5. The 2013 Act has liberalized the administrative procedures by relaxing the requirement of obtaining the central government approval provided the company complies with certain requirements including seeking approval by way of special resolution for payment of managerial remuneration. Similar relaxation norms as envisaged in the 2013 Act had been incorporated in Schedule XIII of the 1956 Act by virtue of the recent circulars issued by MCA.
6. The definition of remuneration has undergone a few changes in the 2013 Act. The 2013 Act in section 2(78), defines remuneration as any money or its equivalent given or passed to any person for services rendered by him and includes perquisites as defined under the income- tax Act, 1961. The remuneration thus defined includes reimbursement of any direct taxes to managerial personnel. The 1956 Act defined remuneration under section 198 by way of an explanation and provided for the certain specific inclusions that would be construed as remuneration. Section 200 of the 1956 Act specifically prohibited tax-free payments. The 2013 Act has indirectly incorporated the same requirement by clarifying that the term remuneration includes any reimbursement of direct taxes.
7. The 2013 Act clarifies that premium paid by a company for any insurance taken by a company on behalf of its managing director, whole time director, manager, chief executive officer, chief financial officer, or company secretary for indemnifying any of them against any liability in respect of any negligence, default, misfeasance, breach of duty or breach of trust for which they may be guilty in relation to the company would not be treated as part of remuneration except for the cases where the person is proved to be guilty. The provisions cited above are similar to that of the existing provisions of section 201 of the 1956 Act.
3. Calculation of profits [section 198 of the 2013 Act]
The 2013 Act sets out in detail about the allowances and deductions that a company should include while computing the profits for the purpose of determining the managerial remuneration. To illustrate, the 2013 Act states that while computing its profits, credit should not be given for any change in the carrying amount of an asset or of a liability recognized in equity reserves including surplus in profit and loss account on measurement of the asset or the liability at fair value.
4. Recovery of remuneration in certain cases [section 199 of the 2013 Act]
The 2013 Act contains stringent provisions in case the company is required to restate its financial statements pursuant to fraud or non- compliance with any requirement under the 2013 Act and the Rules made thereunder. As against the existing requirement of section 309 of the 1956 Act which only refers to the fact that excess remuneration paid to managerial personnel cannot be waived except with the previous approval of the central government, the 2013 Act moves a step forward and enables the company to recover the excess remuneration paid (including stock options) from any past or present managing director or whole-time director or manager or chief executive officer who, during the period for which the financial statements have been restated, has acted in such capacity.
5. Appointment of key managerial personnel [section 203]
The 2013 Act provides for mandatory appointment of following whole-time key managerial personnel for every listed company and every other company having a paid-up share capital of five crore INR or more*:
(I) Managing director, or chief executive officer or manager and in their absence, a whole-time director.

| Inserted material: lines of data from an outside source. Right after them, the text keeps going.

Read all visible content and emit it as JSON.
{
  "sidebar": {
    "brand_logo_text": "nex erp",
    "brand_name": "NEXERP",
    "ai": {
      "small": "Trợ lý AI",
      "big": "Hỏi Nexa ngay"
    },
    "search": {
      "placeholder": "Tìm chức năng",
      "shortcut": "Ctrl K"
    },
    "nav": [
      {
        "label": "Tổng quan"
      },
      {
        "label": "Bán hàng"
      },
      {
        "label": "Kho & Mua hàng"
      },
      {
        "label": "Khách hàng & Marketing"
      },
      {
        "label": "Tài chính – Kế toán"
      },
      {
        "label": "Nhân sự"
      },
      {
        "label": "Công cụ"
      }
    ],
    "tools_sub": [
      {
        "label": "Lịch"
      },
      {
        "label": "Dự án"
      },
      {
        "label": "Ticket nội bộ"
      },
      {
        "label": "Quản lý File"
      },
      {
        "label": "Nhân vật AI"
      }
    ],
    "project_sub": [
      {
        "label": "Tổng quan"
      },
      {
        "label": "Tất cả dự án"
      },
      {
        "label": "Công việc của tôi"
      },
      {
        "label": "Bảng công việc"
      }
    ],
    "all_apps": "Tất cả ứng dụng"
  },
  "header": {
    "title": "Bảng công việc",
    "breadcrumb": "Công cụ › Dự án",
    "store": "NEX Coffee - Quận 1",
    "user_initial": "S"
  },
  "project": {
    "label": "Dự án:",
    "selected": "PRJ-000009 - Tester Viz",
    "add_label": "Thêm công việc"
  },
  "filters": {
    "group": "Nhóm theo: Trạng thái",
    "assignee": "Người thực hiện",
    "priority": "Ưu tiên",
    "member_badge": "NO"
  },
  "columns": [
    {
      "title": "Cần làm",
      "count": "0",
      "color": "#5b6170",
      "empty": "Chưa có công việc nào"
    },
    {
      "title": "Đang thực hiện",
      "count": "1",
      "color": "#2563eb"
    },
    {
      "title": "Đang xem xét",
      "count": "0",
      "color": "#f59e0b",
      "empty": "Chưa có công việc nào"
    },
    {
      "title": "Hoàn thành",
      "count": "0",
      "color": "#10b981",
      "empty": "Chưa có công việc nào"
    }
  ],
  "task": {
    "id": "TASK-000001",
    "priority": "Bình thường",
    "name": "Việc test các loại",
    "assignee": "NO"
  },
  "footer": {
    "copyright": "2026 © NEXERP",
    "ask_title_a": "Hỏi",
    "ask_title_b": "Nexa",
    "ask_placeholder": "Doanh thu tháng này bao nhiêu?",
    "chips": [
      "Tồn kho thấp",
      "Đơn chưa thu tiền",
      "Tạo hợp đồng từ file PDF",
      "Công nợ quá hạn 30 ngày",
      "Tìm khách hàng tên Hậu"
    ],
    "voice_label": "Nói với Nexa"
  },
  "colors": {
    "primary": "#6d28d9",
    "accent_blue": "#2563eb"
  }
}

(ii) Company Secretary.
(iii) Chief financial officer Further, the 2013 Act also states that an individual cannot be appointed or reappointed as the chairperson of the company, as well as the.
the managing director or chief executive officer of the company at the same time except where the articles of such a company provide otherwise or the company does not carry multiple businesses.